The New Routemaster Bus – Part 2 : ‘Old On Tight, Guv’nor!

In Part 1, we charted the genesis of the New Routemaster. Now, after intense anxiety counselling, DTW’s intrepid correspondent braves the world of public transport in order to see what it’s actually like.

My own view of the New Routemaster’s aesthetics is that they deserve full credit for avoiding any direct references to the original. The lines of the windows are not all mere graphics, they follow the stairs as they drop from the top deck, which would be more pleasing, rather like a piece of old-school modernist architecture, if they didn’t sit at odds with the curved roof, and the pinching as the line drops from the rear right hand corner is clumsy.  Rival manufacturer Alexander Dennis was certainly impressed since their recent Enviro 400H copies the glazed staircase. At the front, the asymmetry of the original is hinted at by the diagonal windscreen line dropping right down to the bottom of the door. Little items such as the rear view mirrors seem a crude afterthought, but I like the fact that the exterior avoids some of the fussy detailing favoured by many in the bus and coach industry in the false belief that they make their vehicles look less ‘municipal’. Continue reading “The New Routemaster Bus – Part 2 : ‘Old On Tight, Guv’nor!”

The New Routemaster Bus – Part 1 : Room For One More, Love!

There are two names connected with the New Routemaster London bus, Boris Johnson and Thomas Heatherwick. 

telegraph-co-uk
Two New Routemasters meet – almost – image : telegraph.co.uk

The latter is a controversial designer, feted and sometimes scorned. He is maybe, in stature if not style, the UK’s Philippe Starck. Someone who is obviously clever and ambitious, and doesn’t want to be hemmed in by specialising in a particular field. The same, of course, can be said of Mr Johnson which, one might assume, is why they gelled. The original Routemaster, let’s call it RM, a vehicle never a bus stop away from having the ill-used adjective ‘iconic’ added to its name, was a product of a very different era. It was never designed to attract tourists to Brand London but its longevity on the roads meant that it became an ingrained part of the city, viewed with affection by all those who didn’t get stuck on the rear platform on a freezing Winter’s day.
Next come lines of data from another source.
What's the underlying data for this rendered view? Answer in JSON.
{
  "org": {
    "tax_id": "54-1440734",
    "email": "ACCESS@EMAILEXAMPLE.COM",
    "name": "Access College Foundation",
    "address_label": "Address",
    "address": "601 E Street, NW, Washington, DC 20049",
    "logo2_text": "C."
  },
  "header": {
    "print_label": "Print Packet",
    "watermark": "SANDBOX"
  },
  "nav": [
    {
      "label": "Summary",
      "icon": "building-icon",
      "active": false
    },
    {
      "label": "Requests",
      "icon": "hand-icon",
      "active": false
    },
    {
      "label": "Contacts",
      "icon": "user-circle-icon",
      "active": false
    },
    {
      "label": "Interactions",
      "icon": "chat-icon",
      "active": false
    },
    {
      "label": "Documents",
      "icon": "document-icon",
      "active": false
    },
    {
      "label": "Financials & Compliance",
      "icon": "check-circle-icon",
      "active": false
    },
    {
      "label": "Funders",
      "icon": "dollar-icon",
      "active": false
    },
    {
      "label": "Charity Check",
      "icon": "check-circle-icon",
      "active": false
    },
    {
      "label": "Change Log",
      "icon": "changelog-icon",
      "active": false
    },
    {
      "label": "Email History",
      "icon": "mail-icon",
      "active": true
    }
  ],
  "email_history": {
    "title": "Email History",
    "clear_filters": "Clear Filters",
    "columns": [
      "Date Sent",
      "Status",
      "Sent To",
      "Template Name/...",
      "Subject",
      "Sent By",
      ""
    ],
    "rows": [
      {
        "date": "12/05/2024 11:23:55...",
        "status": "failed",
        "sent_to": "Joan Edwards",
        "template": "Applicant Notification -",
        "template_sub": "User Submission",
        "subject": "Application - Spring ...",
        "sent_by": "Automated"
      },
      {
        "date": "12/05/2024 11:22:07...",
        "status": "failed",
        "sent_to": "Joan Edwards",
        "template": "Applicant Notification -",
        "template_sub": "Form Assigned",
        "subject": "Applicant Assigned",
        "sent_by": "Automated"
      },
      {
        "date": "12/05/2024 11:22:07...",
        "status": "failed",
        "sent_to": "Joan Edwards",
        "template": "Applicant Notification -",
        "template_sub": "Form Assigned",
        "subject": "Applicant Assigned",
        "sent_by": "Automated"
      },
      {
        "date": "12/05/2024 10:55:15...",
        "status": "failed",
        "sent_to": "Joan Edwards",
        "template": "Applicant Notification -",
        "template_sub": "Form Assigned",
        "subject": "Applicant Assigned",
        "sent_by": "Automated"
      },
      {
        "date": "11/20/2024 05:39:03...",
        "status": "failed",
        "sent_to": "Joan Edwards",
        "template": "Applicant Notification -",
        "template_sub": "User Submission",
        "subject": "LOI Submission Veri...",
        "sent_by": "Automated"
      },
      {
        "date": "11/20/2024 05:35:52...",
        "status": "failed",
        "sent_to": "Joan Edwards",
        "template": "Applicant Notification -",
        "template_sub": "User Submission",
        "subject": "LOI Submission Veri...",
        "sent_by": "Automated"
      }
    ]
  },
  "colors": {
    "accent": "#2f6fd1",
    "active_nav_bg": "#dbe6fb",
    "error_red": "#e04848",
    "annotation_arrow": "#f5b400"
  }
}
Continue reading “The New Routemaster Bus – Part 1 : Room For One More, Love!”